_What needs to be done_.
Your answer should consist of the lines below that hold the word "PayPal".

_Dataset rows describing interfaces_.
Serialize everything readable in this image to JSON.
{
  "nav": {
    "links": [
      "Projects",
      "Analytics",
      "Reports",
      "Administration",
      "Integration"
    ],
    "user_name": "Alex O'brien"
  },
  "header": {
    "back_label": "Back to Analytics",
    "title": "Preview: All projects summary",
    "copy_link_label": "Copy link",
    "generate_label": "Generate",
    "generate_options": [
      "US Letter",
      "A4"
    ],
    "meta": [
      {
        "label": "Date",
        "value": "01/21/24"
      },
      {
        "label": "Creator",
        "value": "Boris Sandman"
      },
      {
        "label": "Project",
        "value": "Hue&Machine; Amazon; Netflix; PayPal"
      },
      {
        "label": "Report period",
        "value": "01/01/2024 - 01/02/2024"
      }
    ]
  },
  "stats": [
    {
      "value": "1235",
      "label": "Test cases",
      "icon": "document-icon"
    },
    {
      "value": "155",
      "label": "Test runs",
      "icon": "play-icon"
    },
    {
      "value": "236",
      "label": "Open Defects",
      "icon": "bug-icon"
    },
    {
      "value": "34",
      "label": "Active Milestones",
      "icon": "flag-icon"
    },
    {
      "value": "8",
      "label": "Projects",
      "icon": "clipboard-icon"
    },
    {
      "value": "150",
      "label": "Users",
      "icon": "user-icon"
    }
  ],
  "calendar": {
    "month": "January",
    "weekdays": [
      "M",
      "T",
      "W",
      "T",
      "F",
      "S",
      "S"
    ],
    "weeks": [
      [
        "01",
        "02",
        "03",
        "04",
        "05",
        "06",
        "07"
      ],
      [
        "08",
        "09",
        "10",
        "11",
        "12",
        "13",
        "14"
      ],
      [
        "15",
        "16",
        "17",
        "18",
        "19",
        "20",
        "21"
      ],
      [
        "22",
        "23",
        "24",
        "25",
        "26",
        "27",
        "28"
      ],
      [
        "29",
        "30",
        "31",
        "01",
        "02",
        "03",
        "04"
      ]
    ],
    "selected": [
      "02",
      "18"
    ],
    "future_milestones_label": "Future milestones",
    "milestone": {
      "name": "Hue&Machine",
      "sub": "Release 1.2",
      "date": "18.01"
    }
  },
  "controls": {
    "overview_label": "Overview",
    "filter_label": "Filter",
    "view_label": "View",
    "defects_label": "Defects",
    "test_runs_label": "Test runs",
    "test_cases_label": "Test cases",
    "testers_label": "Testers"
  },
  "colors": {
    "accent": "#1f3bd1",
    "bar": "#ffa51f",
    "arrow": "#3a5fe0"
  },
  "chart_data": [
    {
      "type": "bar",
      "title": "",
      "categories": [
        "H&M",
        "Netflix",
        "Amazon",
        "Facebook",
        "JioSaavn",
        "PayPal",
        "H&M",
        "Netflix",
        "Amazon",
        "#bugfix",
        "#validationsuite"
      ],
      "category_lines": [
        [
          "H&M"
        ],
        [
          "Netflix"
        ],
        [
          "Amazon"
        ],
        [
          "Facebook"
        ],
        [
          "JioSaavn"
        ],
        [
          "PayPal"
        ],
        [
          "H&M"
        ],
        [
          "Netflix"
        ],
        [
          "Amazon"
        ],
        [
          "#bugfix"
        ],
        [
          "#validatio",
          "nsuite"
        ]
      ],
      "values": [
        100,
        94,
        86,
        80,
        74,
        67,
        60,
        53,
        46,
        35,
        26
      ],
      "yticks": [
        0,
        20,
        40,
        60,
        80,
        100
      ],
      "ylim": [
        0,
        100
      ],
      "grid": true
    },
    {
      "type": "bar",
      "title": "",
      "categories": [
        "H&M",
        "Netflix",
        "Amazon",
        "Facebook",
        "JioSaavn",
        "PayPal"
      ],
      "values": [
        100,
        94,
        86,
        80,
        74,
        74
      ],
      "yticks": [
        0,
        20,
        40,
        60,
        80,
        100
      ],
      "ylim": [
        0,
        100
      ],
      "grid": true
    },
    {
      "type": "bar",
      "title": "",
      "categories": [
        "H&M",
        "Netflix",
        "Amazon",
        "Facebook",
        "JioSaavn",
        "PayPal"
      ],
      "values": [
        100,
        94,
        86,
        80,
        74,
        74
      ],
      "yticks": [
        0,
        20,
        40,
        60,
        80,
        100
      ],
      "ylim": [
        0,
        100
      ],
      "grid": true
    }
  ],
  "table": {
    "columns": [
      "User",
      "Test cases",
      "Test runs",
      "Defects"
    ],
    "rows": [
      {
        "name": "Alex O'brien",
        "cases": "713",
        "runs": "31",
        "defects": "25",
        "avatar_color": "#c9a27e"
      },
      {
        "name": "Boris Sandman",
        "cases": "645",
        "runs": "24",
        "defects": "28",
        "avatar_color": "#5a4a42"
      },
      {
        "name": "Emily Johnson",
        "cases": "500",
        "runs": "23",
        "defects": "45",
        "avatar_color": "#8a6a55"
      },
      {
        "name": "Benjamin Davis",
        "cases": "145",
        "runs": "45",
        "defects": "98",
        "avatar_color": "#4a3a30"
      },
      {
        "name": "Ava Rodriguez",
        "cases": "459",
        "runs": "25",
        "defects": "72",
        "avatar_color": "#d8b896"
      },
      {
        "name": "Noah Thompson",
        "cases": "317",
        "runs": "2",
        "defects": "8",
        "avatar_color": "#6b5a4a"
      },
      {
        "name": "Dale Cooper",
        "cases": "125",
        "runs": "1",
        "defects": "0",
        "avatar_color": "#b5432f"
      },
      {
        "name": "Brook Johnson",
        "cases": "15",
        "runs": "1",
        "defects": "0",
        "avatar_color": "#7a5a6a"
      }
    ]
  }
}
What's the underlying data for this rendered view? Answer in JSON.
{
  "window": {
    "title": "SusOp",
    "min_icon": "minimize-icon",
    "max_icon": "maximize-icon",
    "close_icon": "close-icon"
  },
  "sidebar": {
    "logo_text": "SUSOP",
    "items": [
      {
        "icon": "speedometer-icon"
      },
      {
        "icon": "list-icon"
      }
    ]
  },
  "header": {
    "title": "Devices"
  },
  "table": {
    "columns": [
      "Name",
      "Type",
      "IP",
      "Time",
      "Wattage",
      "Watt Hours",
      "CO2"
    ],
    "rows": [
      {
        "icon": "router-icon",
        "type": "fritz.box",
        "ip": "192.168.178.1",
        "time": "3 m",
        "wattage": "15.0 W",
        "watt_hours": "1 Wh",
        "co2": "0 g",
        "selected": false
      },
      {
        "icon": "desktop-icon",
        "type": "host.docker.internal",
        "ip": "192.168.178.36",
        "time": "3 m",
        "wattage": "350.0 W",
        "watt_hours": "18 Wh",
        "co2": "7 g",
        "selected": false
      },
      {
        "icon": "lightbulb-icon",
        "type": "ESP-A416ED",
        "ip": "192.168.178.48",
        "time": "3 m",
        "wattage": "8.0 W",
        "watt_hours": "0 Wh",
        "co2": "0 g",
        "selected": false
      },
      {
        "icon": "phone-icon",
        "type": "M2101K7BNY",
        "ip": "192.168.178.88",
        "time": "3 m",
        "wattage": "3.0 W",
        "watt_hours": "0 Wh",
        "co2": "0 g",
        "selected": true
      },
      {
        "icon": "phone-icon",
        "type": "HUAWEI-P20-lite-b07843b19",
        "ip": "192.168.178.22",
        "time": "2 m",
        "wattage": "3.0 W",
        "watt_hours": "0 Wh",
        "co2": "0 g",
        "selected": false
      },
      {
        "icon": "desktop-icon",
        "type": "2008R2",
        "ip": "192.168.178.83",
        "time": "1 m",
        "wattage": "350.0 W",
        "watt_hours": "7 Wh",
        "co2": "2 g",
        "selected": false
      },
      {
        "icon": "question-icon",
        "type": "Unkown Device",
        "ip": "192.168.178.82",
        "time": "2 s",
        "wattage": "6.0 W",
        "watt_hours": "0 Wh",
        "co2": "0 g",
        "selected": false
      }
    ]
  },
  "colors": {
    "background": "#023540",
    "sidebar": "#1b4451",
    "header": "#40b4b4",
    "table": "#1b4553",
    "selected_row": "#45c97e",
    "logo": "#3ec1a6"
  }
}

_Answer to this task_.
        "value": "Hue&Machine; Amazon; Netflix; PayPal"
        "PayPal",
          "PayPal"
        "PayPal"
        "PayPal"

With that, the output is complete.